** TASK INPUT **
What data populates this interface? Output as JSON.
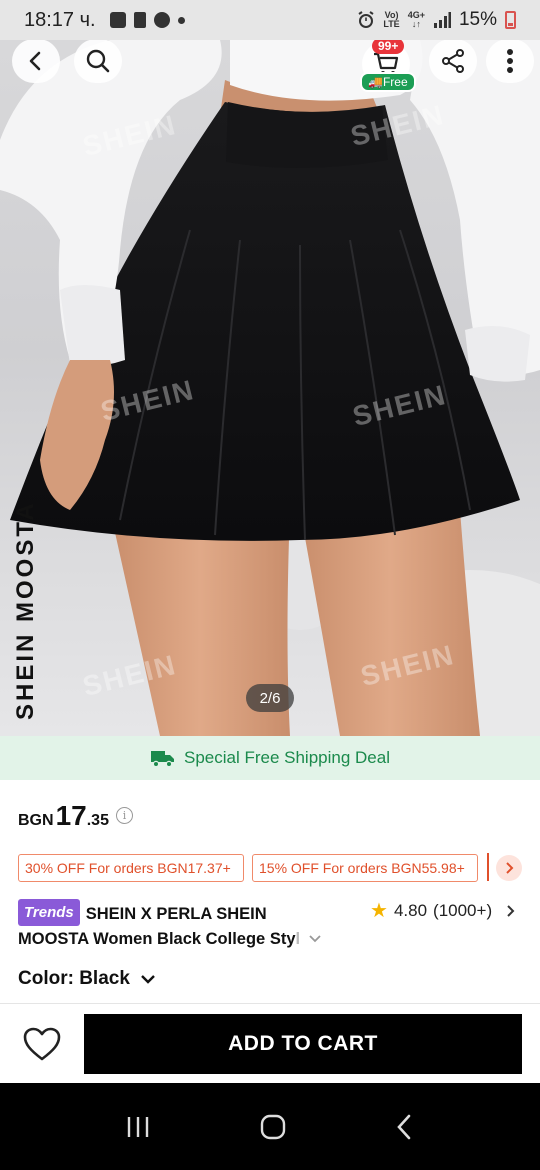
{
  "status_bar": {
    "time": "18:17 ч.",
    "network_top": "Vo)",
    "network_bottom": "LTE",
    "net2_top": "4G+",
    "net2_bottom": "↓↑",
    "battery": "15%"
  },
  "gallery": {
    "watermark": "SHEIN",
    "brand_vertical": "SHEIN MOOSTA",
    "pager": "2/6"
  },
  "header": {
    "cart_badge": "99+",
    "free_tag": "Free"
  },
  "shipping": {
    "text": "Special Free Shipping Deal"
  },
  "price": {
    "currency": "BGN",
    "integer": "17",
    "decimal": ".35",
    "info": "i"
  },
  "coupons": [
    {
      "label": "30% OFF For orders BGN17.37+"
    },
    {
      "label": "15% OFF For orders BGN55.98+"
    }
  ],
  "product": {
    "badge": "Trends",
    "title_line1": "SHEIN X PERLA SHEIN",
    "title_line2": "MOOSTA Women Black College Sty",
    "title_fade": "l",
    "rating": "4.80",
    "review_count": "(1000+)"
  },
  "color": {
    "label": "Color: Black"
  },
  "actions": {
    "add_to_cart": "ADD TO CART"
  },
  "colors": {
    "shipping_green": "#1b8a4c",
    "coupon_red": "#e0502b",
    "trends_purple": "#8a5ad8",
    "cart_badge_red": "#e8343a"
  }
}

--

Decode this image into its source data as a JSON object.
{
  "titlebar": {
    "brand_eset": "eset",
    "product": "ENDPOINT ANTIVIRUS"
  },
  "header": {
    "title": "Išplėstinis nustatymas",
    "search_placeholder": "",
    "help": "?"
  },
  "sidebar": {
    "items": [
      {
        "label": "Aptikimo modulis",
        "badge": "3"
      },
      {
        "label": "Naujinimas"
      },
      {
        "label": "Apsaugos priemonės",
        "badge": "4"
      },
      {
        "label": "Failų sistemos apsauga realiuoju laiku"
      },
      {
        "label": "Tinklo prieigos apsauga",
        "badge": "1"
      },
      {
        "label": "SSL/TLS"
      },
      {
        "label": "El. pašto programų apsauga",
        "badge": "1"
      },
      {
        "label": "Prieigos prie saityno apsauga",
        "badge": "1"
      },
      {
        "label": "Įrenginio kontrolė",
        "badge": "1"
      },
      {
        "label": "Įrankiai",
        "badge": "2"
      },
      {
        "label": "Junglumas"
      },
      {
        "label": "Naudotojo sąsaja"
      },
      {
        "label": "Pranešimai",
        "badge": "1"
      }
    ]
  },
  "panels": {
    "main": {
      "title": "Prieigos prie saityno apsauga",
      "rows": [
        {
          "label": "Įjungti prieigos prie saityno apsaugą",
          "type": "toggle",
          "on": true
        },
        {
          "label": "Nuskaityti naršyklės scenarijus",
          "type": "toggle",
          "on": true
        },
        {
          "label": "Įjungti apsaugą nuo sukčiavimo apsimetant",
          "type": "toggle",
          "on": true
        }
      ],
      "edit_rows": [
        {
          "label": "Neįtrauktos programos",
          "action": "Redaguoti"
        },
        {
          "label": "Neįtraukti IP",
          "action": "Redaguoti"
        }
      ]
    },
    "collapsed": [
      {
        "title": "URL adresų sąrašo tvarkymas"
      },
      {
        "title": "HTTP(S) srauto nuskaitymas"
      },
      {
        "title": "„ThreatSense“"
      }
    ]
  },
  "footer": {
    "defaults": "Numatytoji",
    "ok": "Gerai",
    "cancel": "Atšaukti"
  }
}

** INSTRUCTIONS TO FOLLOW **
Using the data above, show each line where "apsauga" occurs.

** SOLUTION FOR THIS EXERCISE **
        "label": "Failų sistemos apsauga realiuoju laiku"
        "label": "Tinklo prieigos apsauga",
        "label": "El. pašto programų apsauga",
        "label": "Prieigos prie saityno apsauga",
      "title": "Prieigos prie saityno apsauga",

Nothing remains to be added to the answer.